Then there is the complexity of business development and sales processes in emerging markets. It takes patience and resilience to engage in lengthy and unpredictable tenders, and once sold, the implementation phase can be strenuous. Often, it is led in secluded areas, plagued with infrastructure constraints, such as transportation, electricity, or access to clean water. In some instances, the infrastructure needs to be entirely revamped before beginning the deployment.
Inconsistent or non-existent regulations are another challenge. Some countries have not yet clearly defined the use of these solutions, or have set extremely tight boundaries to protect patients and data privacy.
Furthermore, there is no unique care model across one country, let alone across all the emerging markets.

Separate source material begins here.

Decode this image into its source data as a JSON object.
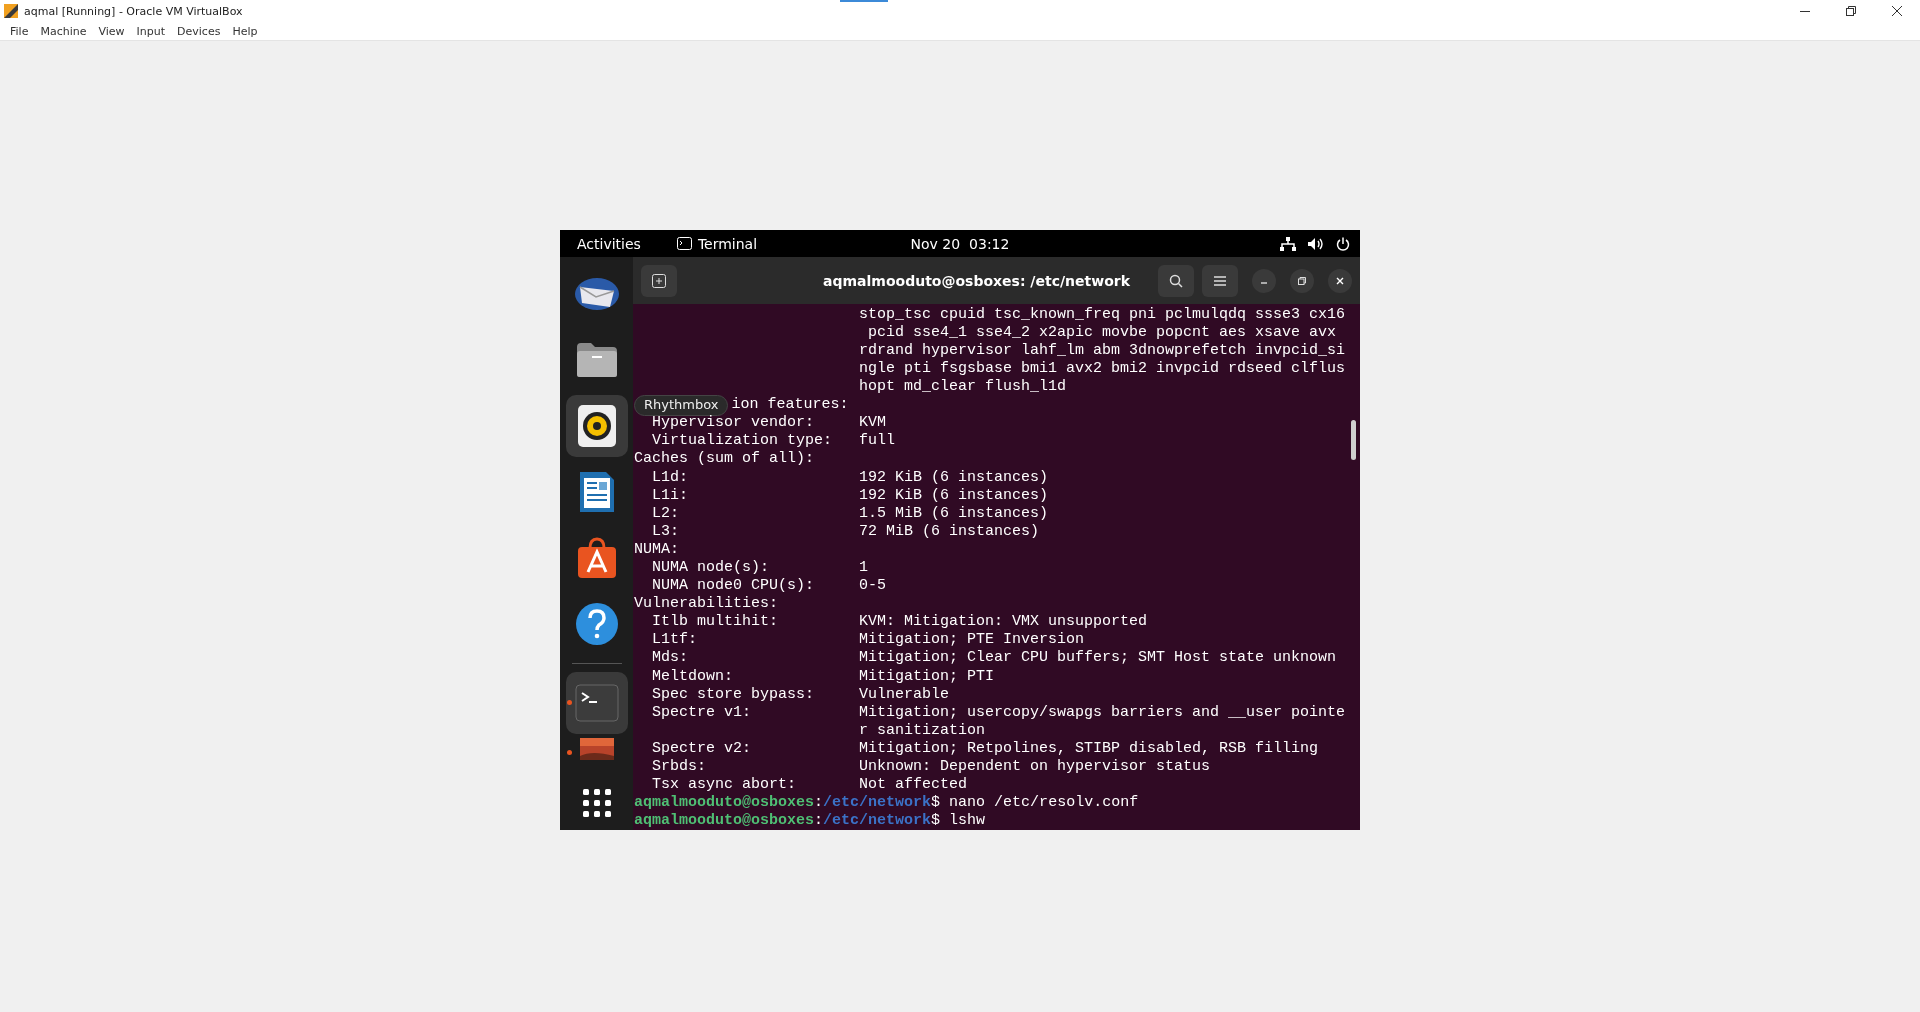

Each context requires a customized approach to address its specificities, and this diversity of cases means that a long iterative exercise is needed to build the right procedures.
A change at hand?
In the context of the severe health crisis today, significant changes are taking place, which could unlock the situation.
An unprecedented wave of innovation has emerged, and countless acceleration programs, PPPs, funds, and competitions have popped up to design chatbots, apps (tracing, diagnosis, telemedicine, information), tests, and vaccines; pushing WHO to set up a registry platform to track all the projects globally (Digital Health Atlas).
Regulations have also been eased in a few countries, facilitating the usage of telemedicine and teleconsultation that have led to a significant uptake.
There is also a renewed interest in digital devices for contactless diagnosis or remote monitoring to minimize exposure to pathogens for clinicians and overcome resource constraints.
Unimaginable ecosystems have also been set up overnight to accelerate our response to the virus threat, such as the alliance between Microsoft, Amazon, and Palantir (the controversial AI firm), which leverages data models to improve resource allocation for NHS.
There is now an increasing recognition of the importance of data management to handle a crisis of such scale, and several projects have been launched to track and forecast the spread of the pandemic at the national, regional, and global level so that health systems can anticipate outbreaks.
The acceleration of digital health adoption may be a slim silver lining in an otherwise dramatic context, but the crisis could help healthcare leap into another era.